━━━ GIVEN RECORDS ━━━

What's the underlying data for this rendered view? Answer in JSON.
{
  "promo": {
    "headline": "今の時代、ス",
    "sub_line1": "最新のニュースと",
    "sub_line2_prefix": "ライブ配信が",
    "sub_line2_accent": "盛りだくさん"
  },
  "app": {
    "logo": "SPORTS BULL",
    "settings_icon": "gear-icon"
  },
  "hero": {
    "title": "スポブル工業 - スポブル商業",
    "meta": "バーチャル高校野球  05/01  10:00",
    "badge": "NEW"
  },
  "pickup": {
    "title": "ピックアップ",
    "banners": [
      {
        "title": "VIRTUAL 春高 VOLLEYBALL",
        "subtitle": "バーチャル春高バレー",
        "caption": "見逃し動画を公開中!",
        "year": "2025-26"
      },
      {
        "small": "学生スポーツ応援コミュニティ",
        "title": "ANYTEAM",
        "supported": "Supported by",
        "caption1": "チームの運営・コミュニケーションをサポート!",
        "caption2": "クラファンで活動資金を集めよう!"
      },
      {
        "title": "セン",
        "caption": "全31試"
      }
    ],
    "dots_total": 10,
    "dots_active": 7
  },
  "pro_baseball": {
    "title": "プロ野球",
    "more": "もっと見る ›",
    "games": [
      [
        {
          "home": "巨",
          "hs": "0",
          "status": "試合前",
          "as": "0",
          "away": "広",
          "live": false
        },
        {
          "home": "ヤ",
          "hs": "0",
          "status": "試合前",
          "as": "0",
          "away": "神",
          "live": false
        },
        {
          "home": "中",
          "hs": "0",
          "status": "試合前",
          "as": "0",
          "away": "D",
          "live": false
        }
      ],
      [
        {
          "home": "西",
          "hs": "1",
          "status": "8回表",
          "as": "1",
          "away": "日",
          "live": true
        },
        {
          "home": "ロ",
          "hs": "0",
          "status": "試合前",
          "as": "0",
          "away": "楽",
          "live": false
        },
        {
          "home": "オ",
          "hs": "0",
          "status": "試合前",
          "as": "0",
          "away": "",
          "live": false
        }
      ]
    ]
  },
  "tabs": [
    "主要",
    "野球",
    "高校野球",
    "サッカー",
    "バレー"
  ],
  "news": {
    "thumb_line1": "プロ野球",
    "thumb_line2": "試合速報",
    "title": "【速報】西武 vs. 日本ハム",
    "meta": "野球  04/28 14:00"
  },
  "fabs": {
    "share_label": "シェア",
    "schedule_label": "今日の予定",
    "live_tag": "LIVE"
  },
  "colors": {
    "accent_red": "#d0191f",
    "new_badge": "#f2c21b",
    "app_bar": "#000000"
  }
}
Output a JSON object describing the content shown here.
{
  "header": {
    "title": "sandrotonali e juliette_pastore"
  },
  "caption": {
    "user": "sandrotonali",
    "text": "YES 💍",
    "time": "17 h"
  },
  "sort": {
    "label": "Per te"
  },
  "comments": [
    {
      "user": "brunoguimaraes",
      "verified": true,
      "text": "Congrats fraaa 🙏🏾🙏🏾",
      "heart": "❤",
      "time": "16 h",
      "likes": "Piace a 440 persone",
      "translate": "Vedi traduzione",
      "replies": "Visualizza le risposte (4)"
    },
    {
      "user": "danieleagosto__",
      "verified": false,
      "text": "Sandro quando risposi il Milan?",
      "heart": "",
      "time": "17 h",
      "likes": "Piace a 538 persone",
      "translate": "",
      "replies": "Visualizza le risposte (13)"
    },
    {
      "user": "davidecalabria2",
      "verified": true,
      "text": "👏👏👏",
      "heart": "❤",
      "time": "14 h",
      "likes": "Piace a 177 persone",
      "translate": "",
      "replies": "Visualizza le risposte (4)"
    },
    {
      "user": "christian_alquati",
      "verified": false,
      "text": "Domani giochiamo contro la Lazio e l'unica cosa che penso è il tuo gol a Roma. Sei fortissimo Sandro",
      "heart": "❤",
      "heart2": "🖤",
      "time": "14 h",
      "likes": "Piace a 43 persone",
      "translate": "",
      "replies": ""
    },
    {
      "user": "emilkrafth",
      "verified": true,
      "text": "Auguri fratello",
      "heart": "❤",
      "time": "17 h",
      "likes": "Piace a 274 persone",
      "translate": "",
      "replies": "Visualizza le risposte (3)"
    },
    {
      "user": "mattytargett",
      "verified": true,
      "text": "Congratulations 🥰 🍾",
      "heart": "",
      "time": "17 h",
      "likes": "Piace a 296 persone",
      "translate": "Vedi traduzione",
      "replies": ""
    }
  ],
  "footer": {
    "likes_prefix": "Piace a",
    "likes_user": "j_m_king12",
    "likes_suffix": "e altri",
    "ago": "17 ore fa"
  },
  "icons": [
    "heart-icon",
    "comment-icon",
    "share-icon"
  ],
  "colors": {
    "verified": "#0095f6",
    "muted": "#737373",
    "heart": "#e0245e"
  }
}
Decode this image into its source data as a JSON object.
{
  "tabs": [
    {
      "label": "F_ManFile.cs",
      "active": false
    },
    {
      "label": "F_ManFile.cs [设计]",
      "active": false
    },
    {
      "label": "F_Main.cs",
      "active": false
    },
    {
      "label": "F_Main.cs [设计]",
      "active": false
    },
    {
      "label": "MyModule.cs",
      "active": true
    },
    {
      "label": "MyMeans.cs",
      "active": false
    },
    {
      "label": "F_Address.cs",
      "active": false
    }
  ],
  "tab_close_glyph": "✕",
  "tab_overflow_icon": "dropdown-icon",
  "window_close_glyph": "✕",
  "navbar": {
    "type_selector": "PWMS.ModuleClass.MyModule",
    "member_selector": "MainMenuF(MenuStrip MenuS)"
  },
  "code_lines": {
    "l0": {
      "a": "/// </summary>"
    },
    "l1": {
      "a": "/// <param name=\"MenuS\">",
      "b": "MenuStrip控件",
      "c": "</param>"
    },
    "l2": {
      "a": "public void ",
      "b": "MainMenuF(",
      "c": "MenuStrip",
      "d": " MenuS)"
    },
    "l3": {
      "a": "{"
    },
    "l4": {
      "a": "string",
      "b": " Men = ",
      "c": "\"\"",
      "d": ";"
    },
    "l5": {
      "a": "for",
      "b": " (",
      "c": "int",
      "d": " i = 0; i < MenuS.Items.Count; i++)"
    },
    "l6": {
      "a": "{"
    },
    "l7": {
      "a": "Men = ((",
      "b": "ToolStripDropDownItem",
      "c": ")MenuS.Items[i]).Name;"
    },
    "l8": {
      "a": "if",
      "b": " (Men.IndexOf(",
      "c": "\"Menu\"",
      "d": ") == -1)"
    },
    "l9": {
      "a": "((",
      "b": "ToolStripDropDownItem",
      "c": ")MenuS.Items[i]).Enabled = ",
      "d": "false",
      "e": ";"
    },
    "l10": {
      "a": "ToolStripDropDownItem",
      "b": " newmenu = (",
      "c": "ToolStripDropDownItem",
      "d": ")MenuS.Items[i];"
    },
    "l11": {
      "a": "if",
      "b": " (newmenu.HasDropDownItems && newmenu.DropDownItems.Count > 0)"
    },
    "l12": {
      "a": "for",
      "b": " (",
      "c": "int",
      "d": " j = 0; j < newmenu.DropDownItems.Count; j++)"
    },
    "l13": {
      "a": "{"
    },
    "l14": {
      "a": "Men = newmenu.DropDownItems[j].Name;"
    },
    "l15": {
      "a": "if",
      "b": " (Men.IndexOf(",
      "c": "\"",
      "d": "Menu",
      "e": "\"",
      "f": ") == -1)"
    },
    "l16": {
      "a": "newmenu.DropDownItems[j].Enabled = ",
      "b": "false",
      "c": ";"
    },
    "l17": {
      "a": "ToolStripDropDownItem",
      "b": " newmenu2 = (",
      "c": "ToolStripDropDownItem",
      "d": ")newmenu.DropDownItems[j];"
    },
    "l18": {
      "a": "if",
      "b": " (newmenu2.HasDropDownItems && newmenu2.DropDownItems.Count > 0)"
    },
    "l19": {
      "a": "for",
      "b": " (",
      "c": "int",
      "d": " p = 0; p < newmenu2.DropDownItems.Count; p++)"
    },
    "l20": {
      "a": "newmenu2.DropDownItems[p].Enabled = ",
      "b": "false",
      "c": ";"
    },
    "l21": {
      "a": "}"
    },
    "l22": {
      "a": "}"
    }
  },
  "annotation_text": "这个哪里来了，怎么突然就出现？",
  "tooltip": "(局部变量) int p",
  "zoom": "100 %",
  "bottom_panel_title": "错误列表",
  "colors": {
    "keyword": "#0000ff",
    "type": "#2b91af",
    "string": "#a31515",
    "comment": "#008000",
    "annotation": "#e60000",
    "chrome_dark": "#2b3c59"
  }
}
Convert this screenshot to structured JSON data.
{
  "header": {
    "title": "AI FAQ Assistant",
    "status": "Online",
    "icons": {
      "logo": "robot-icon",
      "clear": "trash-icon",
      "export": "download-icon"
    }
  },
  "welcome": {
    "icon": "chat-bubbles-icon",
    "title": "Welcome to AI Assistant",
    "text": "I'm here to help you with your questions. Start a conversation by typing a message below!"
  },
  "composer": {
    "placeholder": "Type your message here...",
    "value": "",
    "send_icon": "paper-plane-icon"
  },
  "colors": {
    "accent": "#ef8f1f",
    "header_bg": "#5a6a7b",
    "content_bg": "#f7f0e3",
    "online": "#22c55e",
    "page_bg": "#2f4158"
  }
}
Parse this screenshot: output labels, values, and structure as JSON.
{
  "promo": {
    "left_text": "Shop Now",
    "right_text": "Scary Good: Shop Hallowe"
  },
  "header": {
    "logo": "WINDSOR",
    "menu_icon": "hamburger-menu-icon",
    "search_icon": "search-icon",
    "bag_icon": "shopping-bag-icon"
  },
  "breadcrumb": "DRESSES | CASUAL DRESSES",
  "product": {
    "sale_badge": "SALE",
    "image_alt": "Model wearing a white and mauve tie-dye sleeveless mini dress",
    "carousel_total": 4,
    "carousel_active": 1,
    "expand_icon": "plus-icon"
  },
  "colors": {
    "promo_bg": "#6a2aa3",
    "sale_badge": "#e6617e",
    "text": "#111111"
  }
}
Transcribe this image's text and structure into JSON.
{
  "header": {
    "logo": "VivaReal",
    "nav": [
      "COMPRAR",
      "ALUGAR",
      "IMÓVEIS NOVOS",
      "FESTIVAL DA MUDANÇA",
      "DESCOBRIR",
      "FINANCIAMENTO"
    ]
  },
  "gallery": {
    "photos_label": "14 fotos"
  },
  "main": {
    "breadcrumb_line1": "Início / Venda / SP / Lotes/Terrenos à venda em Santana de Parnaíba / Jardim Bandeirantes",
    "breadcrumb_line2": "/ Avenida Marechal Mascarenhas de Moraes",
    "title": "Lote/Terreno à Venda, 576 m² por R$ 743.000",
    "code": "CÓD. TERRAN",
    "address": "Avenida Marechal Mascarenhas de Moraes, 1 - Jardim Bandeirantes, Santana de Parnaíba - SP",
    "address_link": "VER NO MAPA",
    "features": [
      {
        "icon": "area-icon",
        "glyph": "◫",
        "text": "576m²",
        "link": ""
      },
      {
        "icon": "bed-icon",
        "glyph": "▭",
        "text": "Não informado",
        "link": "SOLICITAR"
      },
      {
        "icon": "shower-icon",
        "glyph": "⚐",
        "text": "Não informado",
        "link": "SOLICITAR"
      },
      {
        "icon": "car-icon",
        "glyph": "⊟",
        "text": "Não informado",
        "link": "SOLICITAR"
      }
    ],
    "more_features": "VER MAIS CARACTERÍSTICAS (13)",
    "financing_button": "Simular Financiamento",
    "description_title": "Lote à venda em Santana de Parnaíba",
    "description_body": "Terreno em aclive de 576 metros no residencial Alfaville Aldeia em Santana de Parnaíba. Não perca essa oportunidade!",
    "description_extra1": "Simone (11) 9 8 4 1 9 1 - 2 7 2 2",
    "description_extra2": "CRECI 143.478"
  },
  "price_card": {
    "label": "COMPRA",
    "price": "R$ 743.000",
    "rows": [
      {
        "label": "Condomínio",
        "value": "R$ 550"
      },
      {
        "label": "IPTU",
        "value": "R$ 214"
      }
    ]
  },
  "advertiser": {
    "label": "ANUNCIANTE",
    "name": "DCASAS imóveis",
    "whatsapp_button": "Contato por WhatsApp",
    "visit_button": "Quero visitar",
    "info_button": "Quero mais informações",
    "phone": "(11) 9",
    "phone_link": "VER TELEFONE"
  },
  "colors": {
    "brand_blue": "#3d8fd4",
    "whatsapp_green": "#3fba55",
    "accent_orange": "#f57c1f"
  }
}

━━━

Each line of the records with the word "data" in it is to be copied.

→ **EXERCISE RESPONSE**:
What's the underlying data for this rendered view? Answer in JSON.
Decode this image into its source data as a JSON object.
Convert this screenshot to structured JSON data.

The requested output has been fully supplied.